International dairy prices are at a “particularly bad” part of the cycle, but are expected to improve substantially in the first half of next year, rural lending specialist Rabobank says.
New York-based Tim Hunt, who leads Rabobank’s global dairy research team, said the market remained “fundamentally bearish”.
Last week, prices fell by 7.9 per cent, at the latest GlobalDairyTrade auction – the third decline in row. Whole milk powder prices, the key product for determining Fonterra’s farmgate milk price, fell by 11 per cent to US$2148 a tonne. Fonterra’s farmgate milk sits at $4.60 a kg of milksolids – well short of the $5.30 kg required to break even. The forecast will be reviewed early next month.
Rabobank expects wholemilk power prices to recover to US$2500 a tonne by the first quarter of next year and to US$3000 by the middle of the year.
Hunt and other analysts have pointed the finger at the European Union, which has continued to raise production despite low prices, for the ongoing supply/demand imbalance that has depressed prices.
“Demand remains weakish,” he said. “We are struggling to turn off the supply growth around the world and we have a significant inventory to deal with.
“The fundamental message here is that the market is still too weak to sustain ongoing recovery in prices this calendar year.”
Hunt said the global supply/demand imbalance remained at the core of the problem.
“This is one of the problems and one of the particular characteristics of this downward cycle.
We believe we have seen a particularly bad cycle that is going to take at least another six months to come out of, but we don’t believe we have seen a structural change in the medium term market place.
Rabobank rural specialist Tim Hunt.

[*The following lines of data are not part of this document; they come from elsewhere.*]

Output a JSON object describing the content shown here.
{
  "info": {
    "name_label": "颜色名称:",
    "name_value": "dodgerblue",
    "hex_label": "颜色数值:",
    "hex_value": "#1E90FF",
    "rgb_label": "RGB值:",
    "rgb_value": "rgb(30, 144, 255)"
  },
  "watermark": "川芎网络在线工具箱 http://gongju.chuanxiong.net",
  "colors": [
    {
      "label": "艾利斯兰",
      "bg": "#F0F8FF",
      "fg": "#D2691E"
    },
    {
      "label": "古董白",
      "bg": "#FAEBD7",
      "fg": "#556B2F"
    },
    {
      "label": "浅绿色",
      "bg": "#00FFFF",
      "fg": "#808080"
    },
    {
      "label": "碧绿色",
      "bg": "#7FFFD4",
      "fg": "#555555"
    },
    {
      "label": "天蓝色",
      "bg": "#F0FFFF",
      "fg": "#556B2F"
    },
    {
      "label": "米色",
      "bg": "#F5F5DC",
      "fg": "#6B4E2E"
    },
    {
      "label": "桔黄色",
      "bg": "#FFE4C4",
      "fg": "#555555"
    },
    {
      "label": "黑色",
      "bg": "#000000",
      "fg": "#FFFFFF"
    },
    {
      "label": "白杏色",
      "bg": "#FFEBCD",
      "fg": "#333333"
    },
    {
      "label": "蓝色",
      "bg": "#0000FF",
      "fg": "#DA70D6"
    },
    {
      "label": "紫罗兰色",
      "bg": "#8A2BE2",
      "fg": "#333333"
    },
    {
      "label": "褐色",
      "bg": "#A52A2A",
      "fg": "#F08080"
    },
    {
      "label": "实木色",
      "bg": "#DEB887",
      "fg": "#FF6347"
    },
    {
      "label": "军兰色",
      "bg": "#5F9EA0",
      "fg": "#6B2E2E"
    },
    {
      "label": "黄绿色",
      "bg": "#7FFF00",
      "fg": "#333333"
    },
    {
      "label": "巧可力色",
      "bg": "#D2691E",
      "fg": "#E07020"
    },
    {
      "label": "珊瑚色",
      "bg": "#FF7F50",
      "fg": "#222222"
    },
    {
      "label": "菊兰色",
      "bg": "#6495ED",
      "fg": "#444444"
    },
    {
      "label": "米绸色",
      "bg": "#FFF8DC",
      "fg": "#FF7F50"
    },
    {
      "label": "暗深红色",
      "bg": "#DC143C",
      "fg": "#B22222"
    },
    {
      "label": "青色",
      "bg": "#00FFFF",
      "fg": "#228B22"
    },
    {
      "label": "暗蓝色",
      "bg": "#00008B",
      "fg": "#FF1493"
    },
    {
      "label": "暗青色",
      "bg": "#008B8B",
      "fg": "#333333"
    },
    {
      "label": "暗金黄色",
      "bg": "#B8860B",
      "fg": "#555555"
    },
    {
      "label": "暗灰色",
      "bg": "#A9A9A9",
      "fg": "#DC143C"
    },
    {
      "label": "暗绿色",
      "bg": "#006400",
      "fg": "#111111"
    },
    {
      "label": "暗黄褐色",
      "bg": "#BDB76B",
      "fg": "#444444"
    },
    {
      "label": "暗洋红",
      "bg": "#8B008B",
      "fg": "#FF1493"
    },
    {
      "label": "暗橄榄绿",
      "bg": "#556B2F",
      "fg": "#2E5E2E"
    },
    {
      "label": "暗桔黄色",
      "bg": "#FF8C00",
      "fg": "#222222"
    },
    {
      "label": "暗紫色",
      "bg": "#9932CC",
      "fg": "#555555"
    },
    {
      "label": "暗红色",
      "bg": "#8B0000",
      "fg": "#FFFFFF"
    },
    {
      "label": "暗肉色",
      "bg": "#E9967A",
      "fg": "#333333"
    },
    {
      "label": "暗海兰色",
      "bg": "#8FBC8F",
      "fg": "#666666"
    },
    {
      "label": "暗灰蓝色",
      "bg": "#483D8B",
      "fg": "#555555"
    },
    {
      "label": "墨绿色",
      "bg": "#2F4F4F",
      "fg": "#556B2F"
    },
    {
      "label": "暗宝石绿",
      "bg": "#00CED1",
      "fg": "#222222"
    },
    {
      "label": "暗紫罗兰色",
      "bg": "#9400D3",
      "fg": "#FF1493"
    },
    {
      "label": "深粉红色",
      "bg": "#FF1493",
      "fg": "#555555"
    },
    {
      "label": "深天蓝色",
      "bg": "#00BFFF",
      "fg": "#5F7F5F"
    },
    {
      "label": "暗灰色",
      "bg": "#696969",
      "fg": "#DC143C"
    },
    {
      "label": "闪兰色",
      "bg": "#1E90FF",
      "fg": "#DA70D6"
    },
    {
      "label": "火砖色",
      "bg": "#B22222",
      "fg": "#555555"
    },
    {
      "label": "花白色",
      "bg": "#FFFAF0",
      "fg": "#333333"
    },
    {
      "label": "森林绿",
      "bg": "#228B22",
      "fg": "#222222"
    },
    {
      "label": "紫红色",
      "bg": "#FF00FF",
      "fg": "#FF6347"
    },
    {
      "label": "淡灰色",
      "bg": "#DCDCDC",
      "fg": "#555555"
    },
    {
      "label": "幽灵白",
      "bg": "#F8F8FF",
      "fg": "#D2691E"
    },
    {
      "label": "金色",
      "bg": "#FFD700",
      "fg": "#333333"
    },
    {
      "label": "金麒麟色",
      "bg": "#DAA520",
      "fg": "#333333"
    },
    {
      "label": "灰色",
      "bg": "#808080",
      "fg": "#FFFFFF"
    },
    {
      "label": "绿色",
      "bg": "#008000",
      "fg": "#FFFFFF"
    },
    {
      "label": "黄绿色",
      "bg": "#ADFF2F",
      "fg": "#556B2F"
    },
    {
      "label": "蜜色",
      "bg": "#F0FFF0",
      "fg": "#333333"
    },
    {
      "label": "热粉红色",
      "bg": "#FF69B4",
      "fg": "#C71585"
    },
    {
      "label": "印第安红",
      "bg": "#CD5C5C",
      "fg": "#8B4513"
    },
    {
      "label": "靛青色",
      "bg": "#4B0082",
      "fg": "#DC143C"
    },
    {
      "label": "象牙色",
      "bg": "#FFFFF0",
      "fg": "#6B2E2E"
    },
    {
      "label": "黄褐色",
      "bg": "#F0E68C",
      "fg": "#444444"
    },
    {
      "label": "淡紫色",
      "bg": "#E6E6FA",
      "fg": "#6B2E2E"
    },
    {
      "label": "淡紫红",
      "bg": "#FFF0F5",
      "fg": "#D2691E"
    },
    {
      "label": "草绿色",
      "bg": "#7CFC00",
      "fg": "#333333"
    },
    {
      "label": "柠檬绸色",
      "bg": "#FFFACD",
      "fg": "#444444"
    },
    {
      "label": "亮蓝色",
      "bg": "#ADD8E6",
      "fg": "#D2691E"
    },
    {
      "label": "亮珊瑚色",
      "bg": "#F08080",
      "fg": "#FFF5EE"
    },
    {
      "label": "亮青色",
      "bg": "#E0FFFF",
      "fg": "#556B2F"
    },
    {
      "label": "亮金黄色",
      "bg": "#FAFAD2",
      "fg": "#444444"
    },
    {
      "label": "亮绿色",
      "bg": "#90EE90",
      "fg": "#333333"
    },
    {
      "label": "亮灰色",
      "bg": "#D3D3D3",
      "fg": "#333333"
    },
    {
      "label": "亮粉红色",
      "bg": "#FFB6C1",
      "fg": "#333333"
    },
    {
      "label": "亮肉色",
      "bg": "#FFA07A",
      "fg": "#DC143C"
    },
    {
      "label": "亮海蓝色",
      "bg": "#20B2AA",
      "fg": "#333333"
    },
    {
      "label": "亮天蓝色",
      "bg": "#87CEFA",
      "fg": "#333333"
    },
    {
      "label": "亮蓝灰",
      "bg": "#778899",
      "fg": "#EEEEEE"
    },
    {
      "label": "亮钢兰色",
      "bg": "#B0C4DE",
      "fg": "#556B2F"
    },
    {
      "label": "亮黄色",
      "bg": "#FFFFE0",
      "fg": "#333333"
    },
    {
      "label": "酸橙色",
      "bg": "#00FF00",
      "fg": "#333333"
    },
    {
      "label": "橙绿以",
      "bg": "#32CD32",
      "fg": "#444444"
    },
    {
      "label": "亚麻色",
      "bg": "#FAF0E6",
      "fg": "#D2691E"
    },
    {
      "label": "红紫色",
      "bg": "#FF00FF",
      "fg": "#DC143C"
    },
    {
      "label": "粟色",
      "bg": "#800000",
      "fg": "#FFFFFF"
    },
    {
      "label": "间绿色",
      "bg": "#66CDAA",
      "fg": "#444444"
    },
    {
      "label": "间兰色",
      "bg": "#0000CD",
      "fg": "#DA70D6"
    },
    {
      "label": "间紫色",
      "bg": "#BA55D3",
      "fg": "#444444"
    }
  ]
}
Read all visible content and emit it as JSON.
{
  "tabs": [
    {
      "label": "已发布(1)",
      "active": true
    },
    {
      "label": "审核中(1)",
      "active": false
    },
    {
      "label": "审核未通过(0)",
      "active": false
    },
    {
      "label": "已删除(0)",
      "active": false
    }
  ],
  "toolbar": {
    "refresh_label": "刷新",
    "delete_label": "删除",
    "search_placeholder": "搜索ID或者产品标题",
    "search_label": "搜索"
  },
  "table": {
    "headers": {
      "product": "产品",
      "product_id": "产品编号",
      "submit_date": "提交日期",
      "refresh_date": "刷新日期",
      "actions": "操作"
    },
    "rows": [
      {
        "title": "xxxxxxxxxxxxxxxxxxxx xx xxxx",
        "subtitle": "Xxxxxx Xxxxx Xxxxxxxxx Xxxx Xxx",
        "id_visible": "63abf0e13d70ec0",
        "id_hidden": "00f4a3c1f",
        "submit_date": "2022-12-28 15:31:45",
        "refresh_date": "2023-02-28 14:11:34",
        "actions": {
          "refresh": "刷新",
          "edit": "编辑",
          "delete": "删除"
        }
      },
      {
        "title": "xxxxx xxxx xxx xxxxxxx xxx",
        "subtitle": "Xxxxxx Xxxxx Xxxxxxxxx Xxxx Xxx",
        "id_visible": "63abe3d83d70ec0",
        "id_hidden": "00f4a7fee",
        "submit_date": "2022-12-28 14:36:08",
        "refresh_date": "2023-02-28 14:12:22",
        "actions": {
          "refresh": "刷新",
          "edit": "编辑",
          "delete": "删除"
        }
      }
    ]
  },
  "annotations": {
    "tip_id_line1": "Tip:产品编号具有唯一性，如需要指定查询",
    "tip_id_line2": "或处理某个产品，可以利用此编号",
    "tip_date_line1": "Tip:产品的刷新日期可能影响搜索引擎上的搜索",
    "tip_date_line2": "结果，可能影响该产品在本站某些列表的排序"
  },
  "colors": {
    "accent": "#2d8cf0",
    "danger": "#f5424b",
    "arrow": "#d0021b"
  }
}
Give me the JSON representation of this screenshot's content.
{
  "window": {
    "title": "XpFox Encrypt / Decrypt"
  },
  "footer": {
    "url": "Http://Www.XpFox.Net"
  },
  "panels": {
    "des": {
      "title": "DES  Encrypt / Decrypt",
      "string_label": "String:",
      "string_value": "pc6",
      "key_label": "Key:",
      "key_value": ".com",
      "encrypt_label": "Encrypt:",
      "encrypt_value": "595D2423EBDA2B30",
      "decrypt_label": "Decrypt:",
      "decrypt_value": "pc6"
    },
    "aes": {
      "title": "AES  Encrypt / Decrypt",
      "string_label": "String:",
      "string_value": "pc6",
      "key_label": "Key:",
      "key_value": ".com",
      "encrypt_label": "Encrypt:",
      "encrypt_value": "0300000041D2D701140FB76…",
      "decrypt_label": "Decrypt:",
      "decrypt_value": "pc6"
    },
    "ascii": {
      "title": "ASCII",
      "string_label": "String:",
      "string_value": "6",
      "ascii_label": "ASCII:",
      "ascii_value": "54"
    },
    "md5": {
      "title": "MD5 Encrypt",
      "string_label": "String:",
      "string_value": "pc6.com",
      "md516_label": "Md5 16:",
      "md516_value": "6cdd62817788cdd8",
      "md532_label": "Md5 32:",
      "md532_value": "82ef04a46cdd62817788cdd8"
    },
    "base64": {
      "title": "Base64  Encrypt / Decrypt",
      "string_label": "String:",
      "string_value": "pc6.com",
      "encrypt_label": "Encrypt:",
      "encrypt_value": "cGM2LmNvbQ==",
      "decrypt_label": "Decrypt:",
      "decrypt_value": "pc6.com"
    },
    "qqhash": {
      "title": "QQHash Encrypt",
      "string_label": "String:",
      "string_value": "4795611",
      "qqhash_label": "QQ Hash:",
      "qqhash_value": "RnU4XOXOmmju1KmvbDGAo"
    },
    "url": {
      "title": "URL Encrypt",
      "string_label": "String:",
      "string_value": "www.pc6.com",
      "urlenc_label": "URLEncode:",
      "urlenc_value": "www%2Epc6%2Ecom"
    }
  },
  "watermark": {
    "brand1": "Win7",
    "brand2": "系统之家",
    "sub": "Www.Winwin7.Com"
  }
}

“New Zealand is the only region where milk prices have fallen to extremely low levels, triggering those reductions in supply that we are looking for to rebalance this market. In Europe, the weak euro, the co-operative propping up of milk prices, and the quota systems removal, has meant that supply growth has been stronger there than it ordinarily would be.”
In the US, production is still growing but only just. The milking herd declined slightly for the second straight month while prices begin to further decline. In the key state of California, production was off by 5.5 per cent compared with October last year.
Russia’s ban on dairy imports from the rest of Europe had meant a lot of product was finding its way on the secondary markets of Southeast Asia, the Middle East and Africa. This, in turn, meant those regions were sitting on sizeable inventories and were less inclined to step back into the market.
But Hunt said the market’s problems were cyclical and did not signify structural change.
“We believe we have seen a particularly bad cycle that is going to take at least another six months to come out of, but we don’t believe we have seen a structural change in the medium term market place.”
He said that as low prices found their way to the global farm gate the supply growth would be shut off. However, low prices would encourage demand and that in turn would lead to prices moving substantially up.
We still expect New Zealand to benefit from rising global trade. New Zealand may be entering a period of slower growth but the growth story is not over. This is still plenty of opportunity over the next five to 10 years.
“In the medium term, we still believe that economic growth in emerging markets will drive increased demand for dairy and will sustain a much higher trading range than we have seen.”
In the US, larger scale farming has resulted in lower costs and lower feed costs have driven production higher over the past five years. He said the substantially stronger US dollar is expected to curtail US dairy exports. Dairying in New Zealand still faced a positive outlook.
“We still expect New Zealand to benefit from rising global trade. New Zealand may be entering a period of slower growth but the growth story is not over. This is still plenty of opportunity over the next five to 10 years.”
source: NZ Herald